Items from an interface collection

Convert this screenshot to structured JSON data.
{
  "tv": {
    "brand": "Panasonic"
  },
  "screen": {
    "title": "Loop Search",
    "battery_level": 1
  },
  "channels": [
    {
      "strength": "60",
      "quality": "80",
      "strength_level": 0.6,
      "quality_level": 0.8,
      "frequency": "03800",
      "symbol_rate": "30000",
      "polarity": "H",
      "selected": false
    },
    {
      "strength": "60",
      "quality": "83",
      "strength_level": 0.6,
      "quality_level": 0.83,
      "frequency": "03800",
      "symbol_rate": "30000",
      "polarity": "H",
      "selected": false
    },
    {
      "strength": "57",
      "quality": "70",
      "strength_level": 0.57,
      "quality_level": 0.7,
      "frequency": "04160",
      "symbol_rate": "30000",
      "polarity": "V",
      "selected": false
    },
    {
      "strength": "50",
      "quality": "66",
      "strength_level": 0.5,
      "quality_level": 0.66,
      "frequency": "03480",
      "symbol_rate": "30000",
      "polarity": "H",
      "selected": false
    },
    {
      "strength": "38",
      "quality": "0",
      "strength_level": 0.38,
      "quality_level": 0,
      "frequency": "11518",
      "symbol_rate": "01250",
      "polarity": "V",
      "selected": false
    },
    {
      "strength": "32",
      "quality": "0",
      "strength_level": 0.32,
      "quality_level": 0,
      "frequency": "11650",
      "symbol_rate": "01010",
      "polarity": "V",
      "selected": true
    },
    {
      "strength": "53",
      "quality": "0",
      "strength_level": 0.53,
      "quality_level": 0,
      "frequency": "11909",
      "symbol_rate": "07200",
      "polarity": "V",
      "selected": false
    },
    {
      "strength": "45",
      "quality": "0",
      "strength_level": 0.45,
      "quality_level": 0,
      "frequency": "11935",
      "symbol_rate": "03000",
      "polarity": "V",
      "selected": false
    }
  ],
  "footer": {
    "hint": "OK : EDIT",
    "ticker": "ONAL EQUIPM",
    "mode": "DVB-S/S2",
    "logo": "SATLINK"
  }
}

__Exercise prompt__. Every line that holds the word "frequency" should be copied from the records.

__Expected answer__.
      "frequency": "03800",
      "frequency": "03800",
      "frequency": "04160",
      "frequency": "03480",
      "frequency": "11518",
      "frequency": "11650",
      "frequency": "11909",
      "frequency": "11935",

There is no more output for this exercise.